Expansion and consolidation

Drachm from Mithridates I, showing him with a beard and a royal tiara on his head. Back: Heracles / Verethragna, holding a club in his left hand and a cup in his right hand; Greek inscription with the inscription ofΣΙΛΕΩΣ ΜΕΓΑΛΟΥ ΑΡΣΑΚΟΥ ΦΙΛΕΛΛΗΝΟΣ "the great king Arsaces the Philhellene"

It is reported that Phraates I extended Parthia's control past the gates of Alexander and occupied Apamea Ragiana. The locations of these are unknown. [32] However, the greatest expansion of power and territory of the Parthians took place during the reign of his brother and successor Mithridates I (rc 171-132 BC), [25] Compare the Katouzian with the founder Cyrus the Great (died 530 BC) of the Achaemenid Empire. [20]

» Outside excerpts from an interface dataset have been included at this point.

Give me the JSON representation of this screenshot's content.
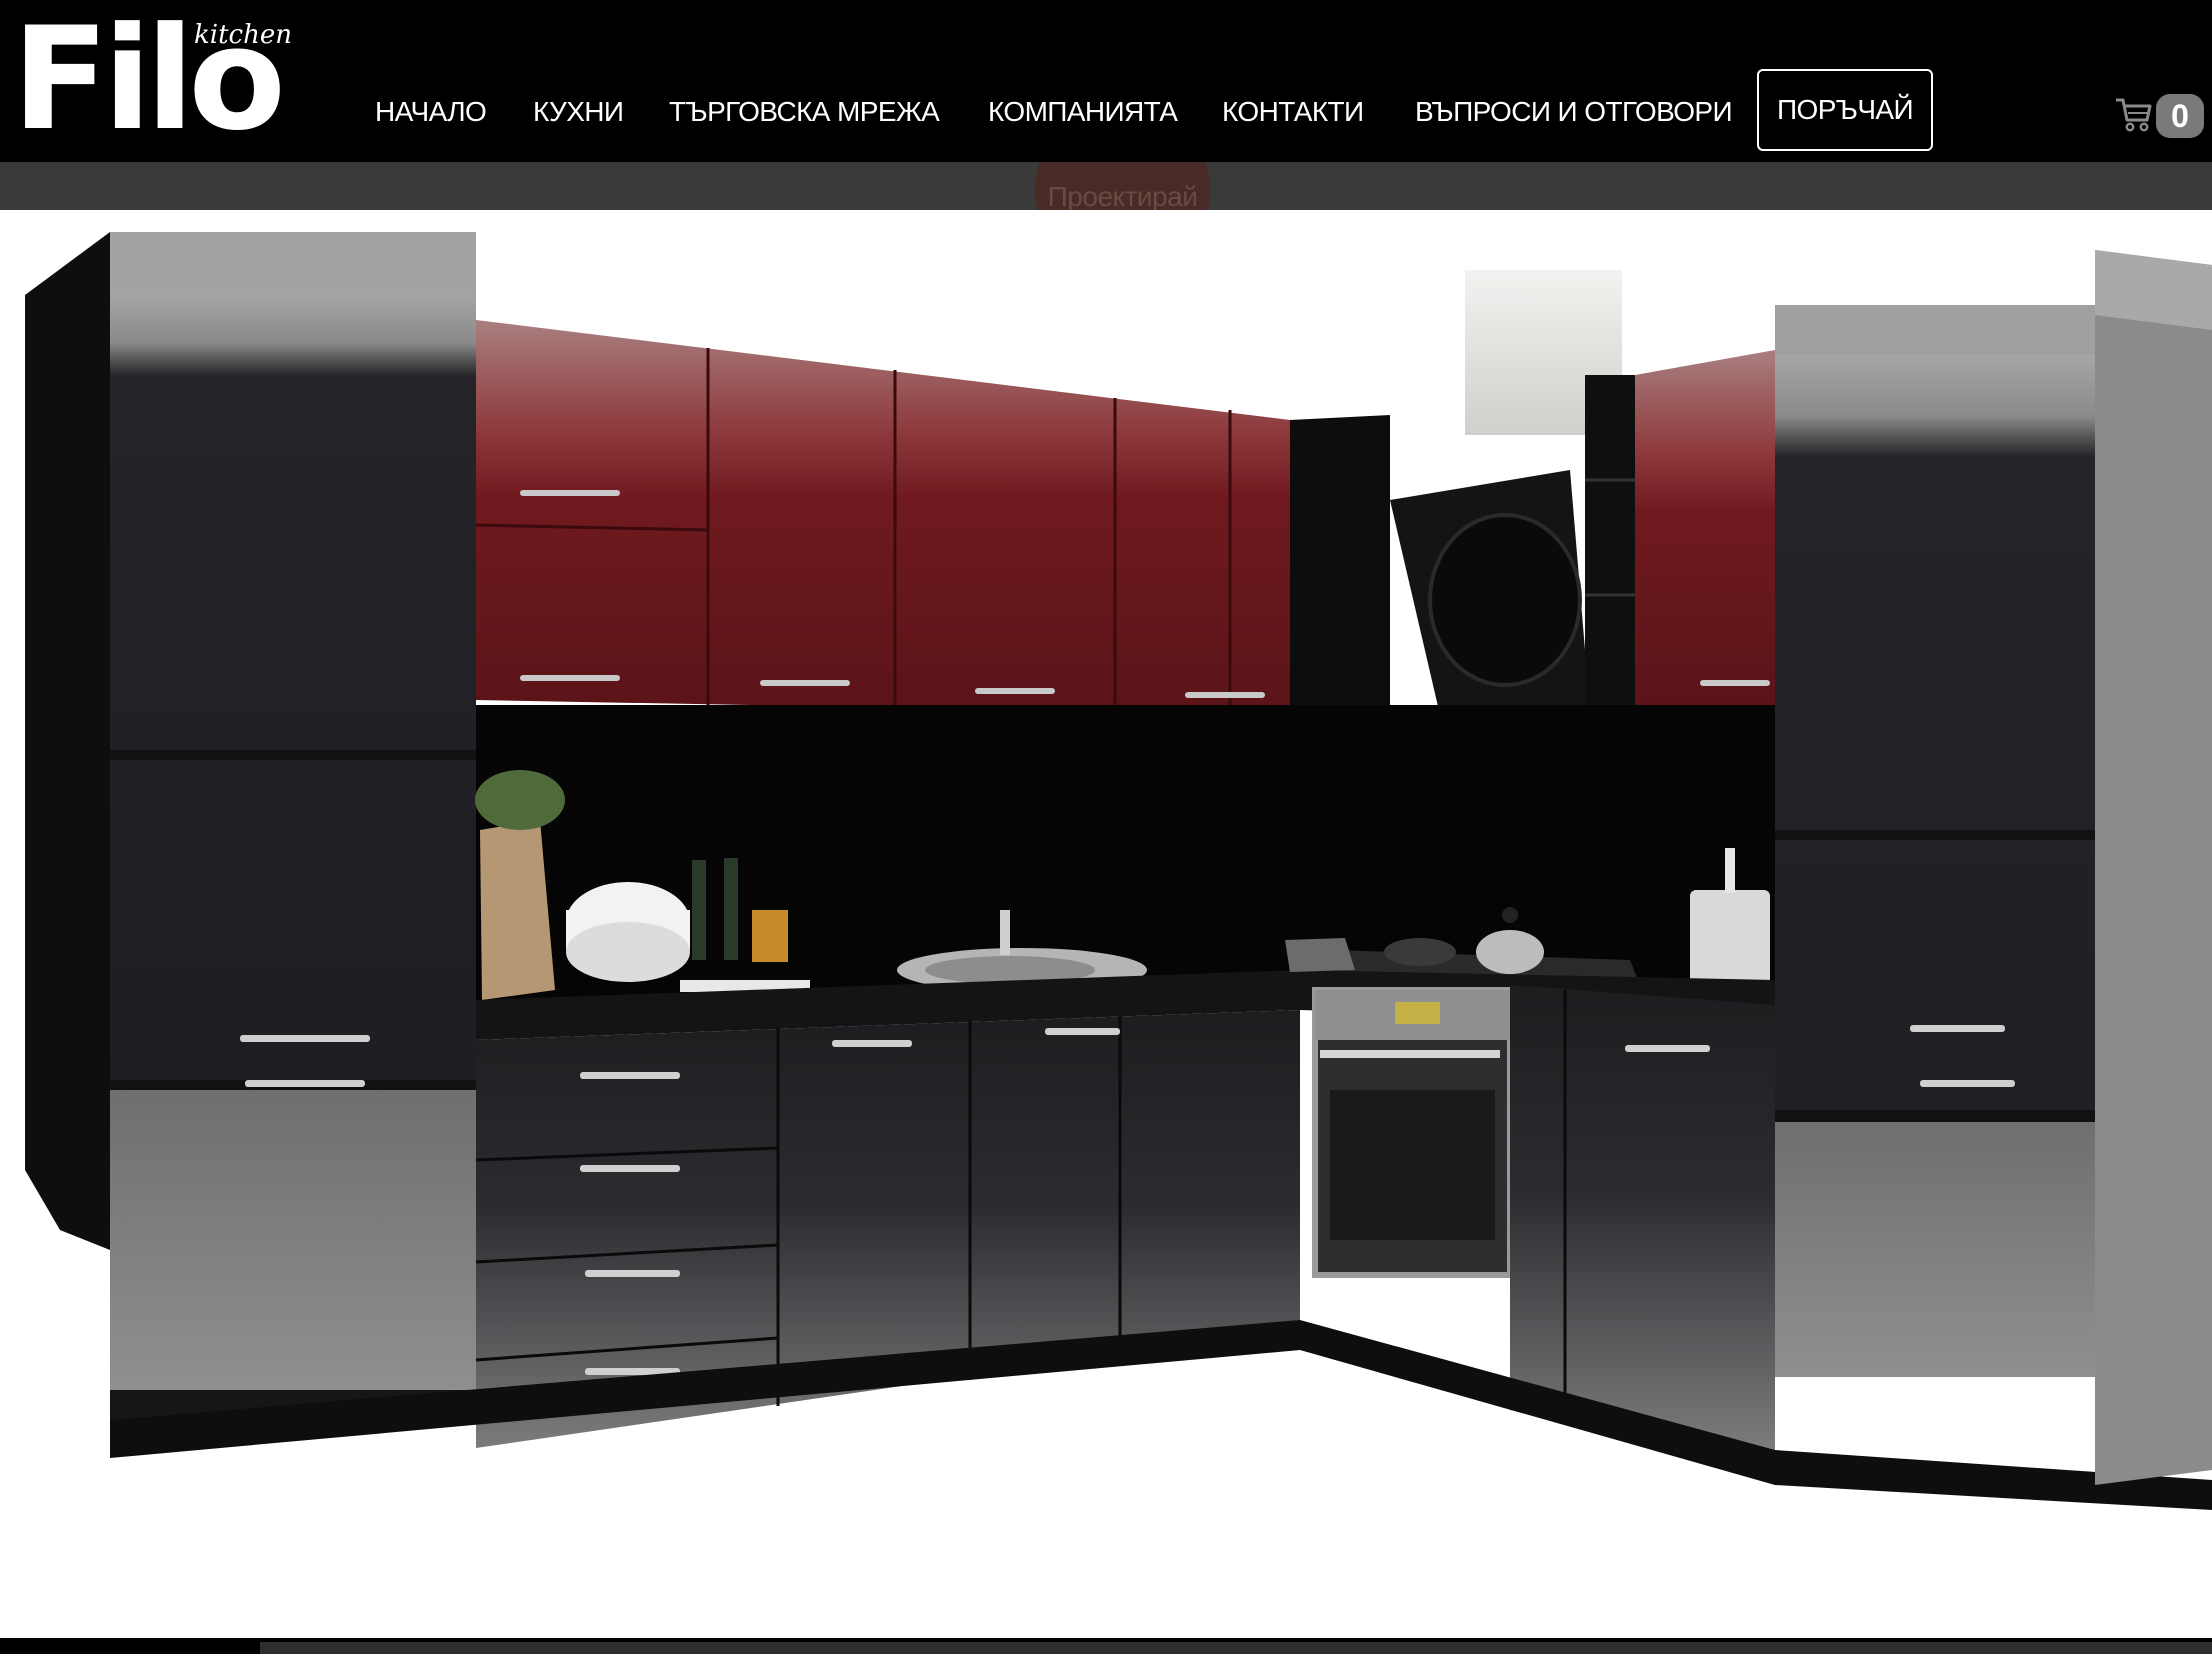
{
  "brand": {
    "name": "Filo",
    "tagline": "kitchen"
  },
  "nav": {
    "items": [
      {
        "label": "НАЧАЛО"
      },
      {
        "label": "КУХНИ"
      },
      {
        "label": "ТЪРГОВСКА МРЕЖА"
      },
      {
        "label": "КОМПАНИЯТА"
      },
      {
        "label": "КОНТАКТИ"
      },
      {
        "label": "ВЪПРОСИ И ОТГОВОРИ"
      }
    ],
    "order_label": "ПОРЪЧАЙ"
  },
  "cart": {
    "icon": "cart-icon",
    "count": "0"
  },
  "subbar": {
    "design_label": "Проектирай"
  },
  "colors": {
    "header_bg": "#000000",
    "subbar_bg": "#3a3a3a",
    "cabinet_red": "#7a1d22",
    "cabinet_black": "#1f1f22",
    "cabinet_grey": "#8a8a8a",
    "cart_badge": "#7a7a7a"
  }
}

Relations between Parthia and Greco-Bactria deteriorated after the death of Diodot II, when Mithridates' forces captured two eparchies of the latter kingdom, then under Eucratids I ( r . C. 170-145 BC Chr.). [33] Mithridates turned to the Seleucid Empire, penetrated the media and occupied Ecbatana in 148 or 147 BC. The region had been destabilized by the recent suppression of a Timarchus-led uprising by the Seleucids. [34] This victory was followed by the Parthian conquest of Babylonia in Mesopotamia, where Mithridates 141 BC. Minted coins in Seleucia and held an official furnishing ceremony. [35] While Mithridates withdrew to Hyrcania, his forces subjugated the kingdoms of Elymais and Characene and occupied Susa. [35] At this point the Parthian authority extended to the Indus. [36]

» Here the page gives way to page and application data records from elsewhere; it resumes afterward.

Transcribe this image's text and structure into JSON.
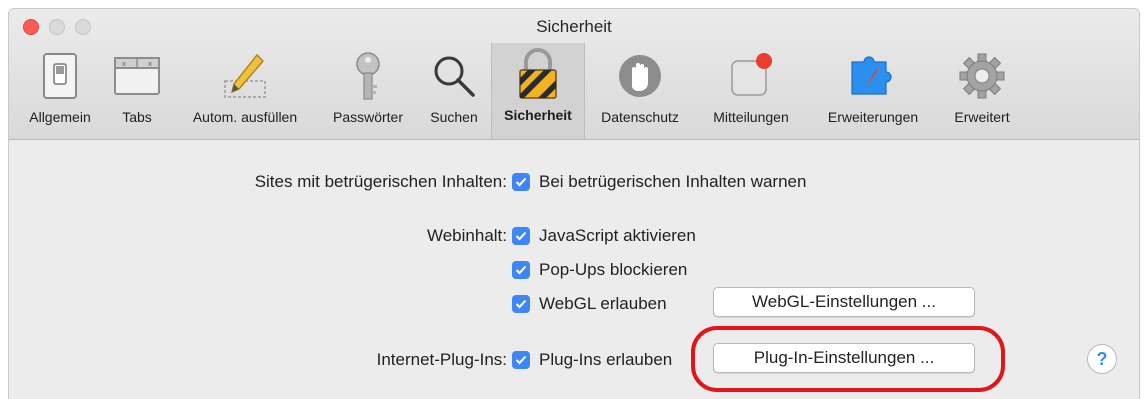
{
  "window": {
    "title": "Sicherheit"
  },
  "toolbar": {
    "items": [
      {
        "label": "Allgemein",
        "icon": "general-switch-icon"
      },
      {
        "label": "Tabs",
        "icon": "tabs-icon"
      },
      {
        "label": "Autom. ausfüllen",
        "icon": "pencil-icon"
      },
      {
        "label": "Passwörter",
        "icon": "key-icon"
      },
      {
        "label": "Suchen",
        "icon": "magnifier-icon"
      },
      {
        "label": "Sicherheit",
        "icon": "padlock-icon",
        "selected": true
      },
      {
        "label": "Datenschutz",
        "icon": "hand-icon"
      },
      {
        "label": "Mitteilungen",
        "icon": "notification-badge-icon"
      },
      {
        "label": "Erweiterungen",
        "icon": "puzzle-compass-icon"
      },
      {
        "label": "Erweitert",
        "icon": "gear-icon"
      }
    ]
  },
  "fraud": {
    "label": "Sites mit betrügerischen Inhalten:",
    "checkbox": {
      "label": "Bei betrügerischen Inhalten warnen",
      "checked": true
    }
  },
  "webcontent": {
    "label": "Webinhalt:",
    "javascript": {
      "label": "JavaScript aktivieren",
      "checked": true
    },
    "popups": {
      "label": "Pop-Ups blockieren",
      "checked": true
    },
    "webgl": {
      "label": "WebGL erlauben",
      "checked": true
    },
    "webgl_button": "WebGL-Einstellungen ..."
  },
  "plugins": {
    "label": "Internet-Plug-Ins:",
    "checkbox": {
      "label": "Plug-Ins erlauben",
      "checked": true
    },
    "button": "Plug-In-Einstellungen ..."
  },
  "help": {
    "label": "?"
  },
  "colors": {
    "accent": "#3c87f5",
    "annotation": "#e2141c",
    "close": "#fc5c56"
  }
}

While Hecatompylos had served as the first Parthian capital, Mithridates established royal residences in Seleucia, Ecbatana, Ctesiphon and his newly founded city of Mithradatkert (Nisa, Turkmenistan), where the tombs of the Arsakid kings were erected and maintained. [37] Ecbatana became the main summer residence of the Arsacid kings. [38] Ctesiphon did not become the official capital until government Gotarzes I ( r . C. 90-80 BC). [39] According to Brosius, it became the site of the royal coronation ceremony and the representational city of the Arsacids. [40]

The Seleucids could not immediately return the favor when General Diodotus Tryphon in 142 BC. Led a rebellion in the capital Antioch. [41] Around 140 BC However, Demetrius II Nicator was able to start a counter-invasion against the Parthians in Mesopotamia. Despite early successes, the Seleucids were defeated and Demetrius himself was captured by Parthian forces and taken to Hyrcania. There Mithridates treated his prisoner with great hospitality; He even married his daughter, Rhodogune of Parthia, to Demetrius. [42]

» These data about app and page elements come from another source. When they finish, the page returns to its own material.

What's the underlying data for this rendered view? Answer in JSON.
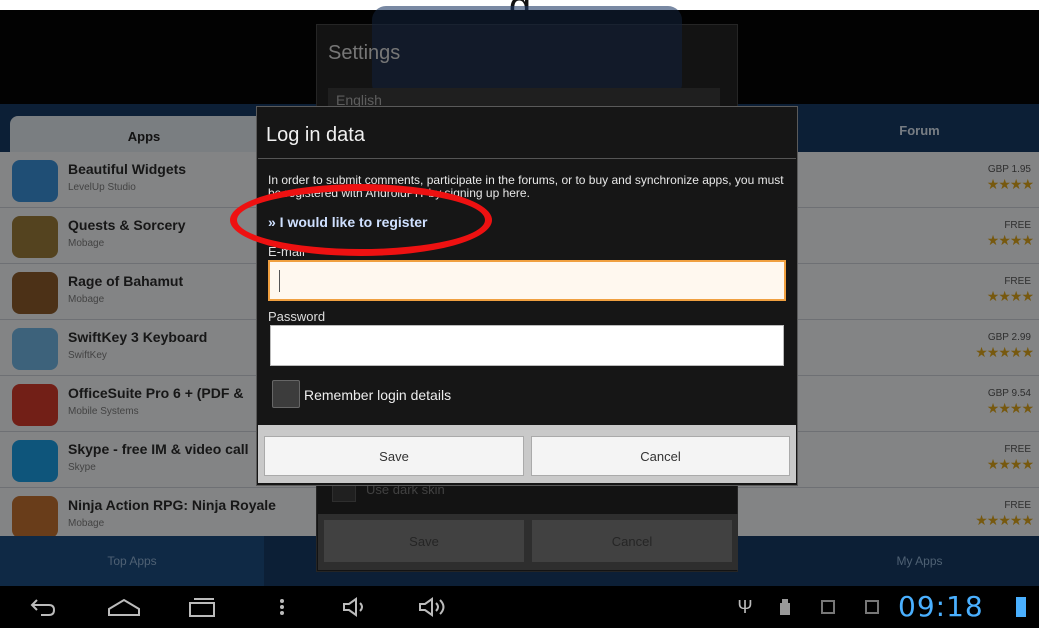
{
  "caption": "g",
  "tabs": {
    "apps": "Apps",
    "forum": "Forum",
    "top_apps": "Top Apps",
    "my_apps": "My Apps"
  },
  "apps": [
    {
      "name": "Beautiful Widgets",
      "developer": "LevelUp Studio",
      "price": "GBP 1.95",
      "stars": "★★★★",
      "icon_color": "#3a8fd6"
    },
    {
      "name": "Quests & Sorcery",
      "developer": "Mobage",
      "price": "FREE",
      "stars": "★★★★",
      "icon_color": "#9a7a3a"
    },
    {
      "name": "Rage of Bahamut",
      "developer": "Mobage",
      "price": "FREE",
      "stars": "★★★★",
      "icon_color": "#8a5a2a"
    },
    {
      "name": "SwiftKey 3 Keyboard",
      "developer": "SwiftKey",
      "price": "GBP 2.99",
      "stars": "★★★★★",
      "icon_color": "#6fb3e0"
    },
    {
      "name": "OfficeSuite Pro 6 + (PDF &",
      "developer": "Mobile Systems",
      "price": "GBP 9.54",
      "stars": "★★★★",
      "icon_color": "#d03a2a"
    },
    {
      "name": "Skype - free IM & video call",
      "developer": "Skype",
      "price": "FREE",
      "stars": "★★★★",
      "icon_color": "#1a9be0"
    },
    {
      "name": "Ninja Action RPG: Ninja Royale",
      "developer": "Mobage",
      "price": "FREE",
      "stars": "★★★★★",
      "icon_color": "#c07030"
    }
  ],
  "settings": {
    "title": "Settings",
    "language": "English",
    "dark_skin": "Use dark skin",
    "save": "Save",
    "cancel": "Cancel"
  },
  "login": {
    "title": "Log in data",
    "intro": "In order to submit comments, participate in the forums, or to buy and synchronize apps, you must be registered with AndroidPIT by signing up here.",
    "register_link": "» I would like to register",
    "email_label": "E-mail",
    "email_value": "",
    "password_label": "Password",
    "password_value": "",
    "remember_label": "Remember login details",
    "save": "Save",
    "cancel": "Cancel"
  },
  "statusbar": {
    "clock": "09:18",
    "icons": [
      "back-icon",
      "home-icon",
      "recent-apps-icon",
      "menu-icon",
      "volume-down-icon",
      "volume-up-icon",
      "usb-icon",
      "debug-icon",
      "notification-icon",
      "notification-icon-2"
    ]
  },
  "colors": {
    "accent": "#4ab0ff",
    "tabbar": "#173a63",
    "annotation": "#ee1111",
    "input_focus": "#f0a040"
  }
}
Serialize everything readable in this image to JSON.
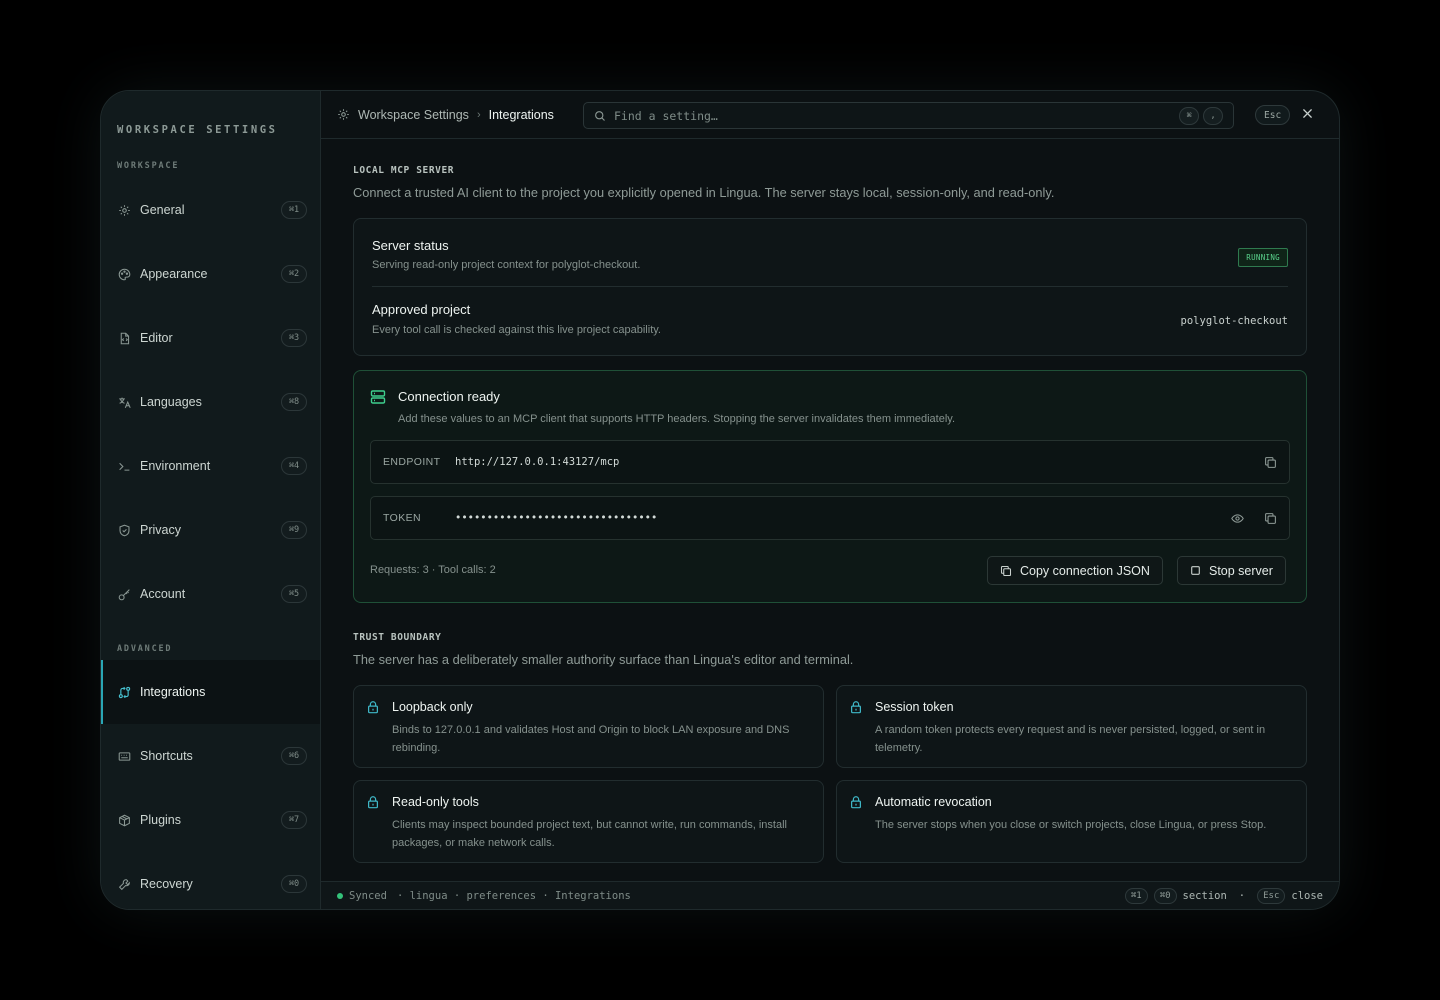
{
  "sidebar": {
    "title": "WORKSPACE SETTINGS",
    "group_workspace": "WORKSPACE",
    "group_advanced": "ADVANCED",
    "items": [
      {
        "label": "General",
        "shortcut": "⌘1",
        "icon": "gear-icon"
      },
      {
        "label": "Appearance",
        "shortcut": "⌘2",
        "icon": "palette-icon"
      },
      {
        "label": "Editor",
        "shortcut": "⌘3",
        "icon": "file-code-icon"
      },
      {
        "label": "Languages",
        "shortcut": "⌘8",
        "icon": "translate-icon"
      },
      {
        "label": "Environment",
        "shortcut": "⌘4",
        "icon": "terminal-icon"
      },
      {
        "label": "Privacy",
        "shortcut": "⌘9",
        "icon": "shield-icon"
      },
      {
        "label": "Account",
        "shortcut": "⌘5",
        "icon": "key-icon"
      },
      {
        "label": "Integrations",
        "shortcut": "",
        "icon": "integrations-icon",
        "active": true
      },
      {
        "label": "Shortcuts",
        "shortcut": "⌘6",
        "icon": "keyboard-icon"
      },
      {
        "label": "Plugins",
        "shortcut": "⌘7",
        "icon": "package-icon"
      },
      {
        "label": "Recovery",
        "shortcut": "⌘0",
        "icon": "wrench-icon"
      }
    ]
  },
  "topbar": {
    "breadcrumb_root": "Workspace Settings",
    "breadcrumb_current": "Integrations",
    "search_placeholder": "Find a setting…",
    "search_kbd_1": "⌘",
    "search_kbd_2": ",",
    "esc_label": "Esc"
  },
  "mcp": {
    "heading": "LOCAL MCP SERVER",
    "description": "Connect a trusted AI client to the project you explicitly opened in Lingua. The server stays local, session-only, and read-only.",
    "status_title": "Server status",
    "status_sub": "Serving read-only project context for polyglot-checkout.",
    "status_badge": "RUNNING",
    "project_title": "Approved project",
    "project_sub": "Every tool call is checked against this live project capability.",
    "project_value": "polyglot-checkout"
  },
  "connection": {
    "title": "Connection ready",
    "description": "Add these values to an MCP client that supports HTTP headers. Stopping the server invalidates them immediately.",
    "endpoint_label": "ENDPOINT",
    "endpoint_value": "http://127.0.0.1:43127/mcp",
    "token_label": "TOKEN",
    "token_value": "••••••••••••••••••••••••••••••••",
    "stats": "Requests: 3 · Tool calls: 2",
    "copy_json_label": "Copy connection JSON",
    "stop_label": "Stop server"
  },
  "trust": {
    "heading": "TRUST BOUNDARY",
    "description": "The server has a deliberately smaller authority surface than Lingua's editor and terminal.",
    "tiles": [
      {
        "title": "Loopback only",
        "desc": "Binds to 127.0.0.1 and validates Host and Origin to block LAN exposure and DNS rebinding."
      },
      {
        "title": "Session token",
        "desc": "A random token protects every request and is never persisted, logged, or sent in telemetry."
      },
      {
        "title": "Read-only tools",
        "desc": "Clients may inspect bounded project text, but cannot write, run commands, install packages, or make network calls."
      },
      {
        "title": "Automatic revocation",
        "desc": "The server stops when you close or switch projects, close Lingua, or press Stop."
      }
    ]
  },
  "statusbar": {
    "synced": "Synced",
    "path": "·  lingua · preferences · Integrations",
    "kbd_1": "⌘1",
    "kbd_2": "⌘0",
    "section_label": "section",
    "dot_sep": "·",
    "esc": "Esc",
    "close_label": "close"
  },
  "colors": {
    "accent": "#2aa6b5",
    "running": "#5ad38c",
    "ready_border": "#1f5037"
  }
}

Antiochus VII Sidetes ( reg . 138-129 BC Chr.), A brother of Demetrius, ascended the Seleucid throne and married his wife Cleopatra Thea. After defeating Diodotus Tryphon, Antiochus initiated a campaign in 130 BC to retake Mesopotamia, now under the rule of Phraates II ( r . C. 132-127 BC). The Parthian general Indates was defeated along the Great Zab, followed by a local uprising in which the Parthian governor of Babylonia was killed. Antiochus conquered Babylonia and occupied Susa, where he minted coins. [43] After the Parthians promoted his army to the media, they pushed for peace, which Antiochus would not accept unless the Arsacids ceded all lands to him except Parthia, paid great tribute and released Demetrius from captivity. Arsaces released Demetrius and sent him to Syria, but refused the other demands. [44] By the spring of 129 BC The Medes were in open revolt against Antiochus, whose army had exhausted the resources of the rural area in winter. In an attempt to put down the revolts, the main Parthian force invaded the region and killed Antiochus in 129 BC. At the battle of Ecbatana. His body was sent back to Syria in a silver coffin; his son Seleucus was made a Parthian hostage [45] and a daughter joined Phraates' harem. [46]